  • Ludgvan parish was part of the Penzance Union for Poor Law administration and parish relief. Overseers' Accounts (1700 to 1748, 1778 to 1824), Settlement Papers Register (1770 to 1861) and Bastardy Bonds (1760 to 1829), are available in the Cornwall Record Office.
  • Bastardy Bonds for Ludgvan 1760 to 1820 are available on-line. These list those bonds levied for the support of base (i.e. illegitimate) children. The mothers are listed as are those named in the bonds (which may include, but not necessarily, the fathers).

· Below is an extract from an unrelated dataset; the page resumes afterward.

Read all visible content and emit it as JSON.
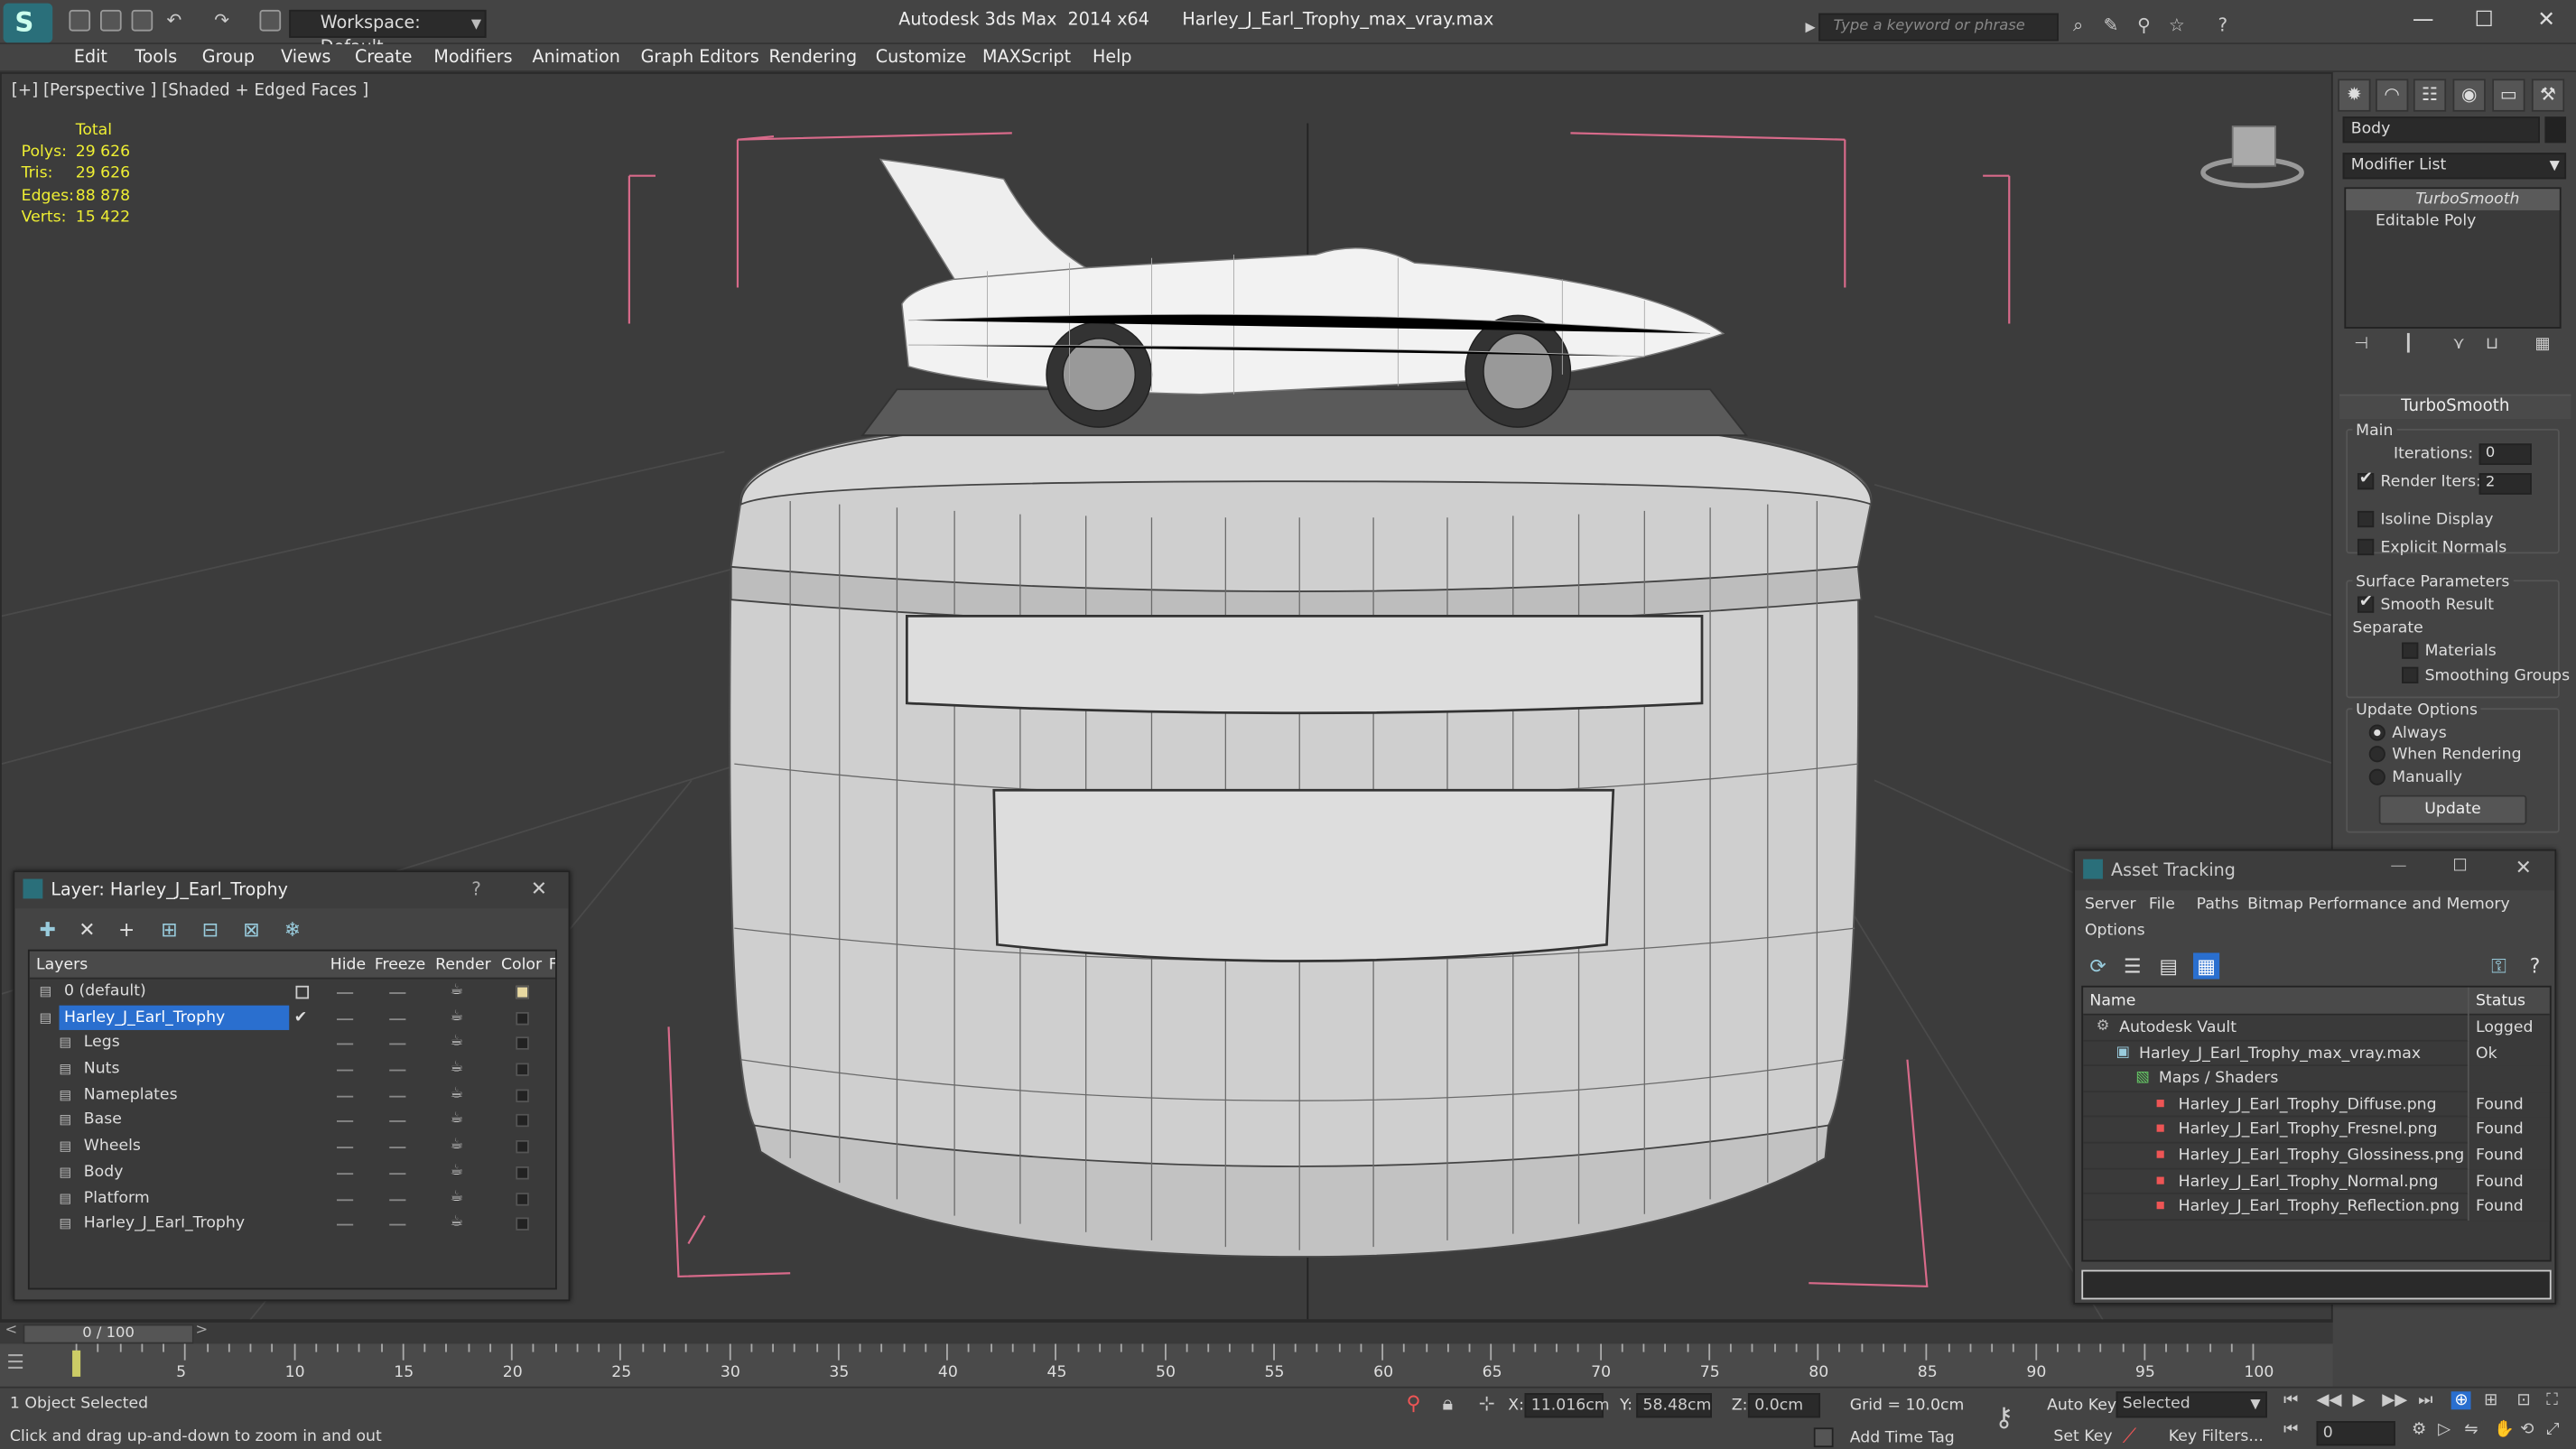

  • Population in 1801 - 1324 persons
  • Population in 1811 - 1491 persons
  • Population in 1821 - 1839 persons
  • Population in 1831 - 2322 persons
  • Population in 1841 - 3190 persons
  • Population in 1851 - 3529 persons
  • Population in 1861 - 3480 persons
  • Population in 1871 - 2960 persons
  • Population in 1881 - 2623 persons
  • Population in 1891 - 2334 persons
  • Population in 1901 - 2274 persons
  • Population in 1911 - 2213 persons
  • Population in 1921 - 2052 persons
  • Population in 1931 - 1897 persons
  • Population in 1951 - 2533 persons
  • Population in 1961 - 2213 persons
  • Population in 1971 - 2430 persons
  • Population in 1981 - 2765 persons
  • Population in 1991 - 3075 persons
  • Population in 2001 - 3184 persons
  • Population in 2011 - 3250 persons

Probate Records



  • The Ludgvan Old Cornwall Society News Page is on-line.
  • The Penwith Local History Group aims:
    • To encourage and sustain public interest in the history of Penwith to provide mutual support and encouragement to members in their individual research projects, whether related to Penwith or of wider historical interest.
    • To work as a group on specific research projects, with the aim of publication to an academic standard.
    • To encourage the strong link with the Morrab Library, supporting the Library in its aims and activities.


The parish comprises 4541 acres of land.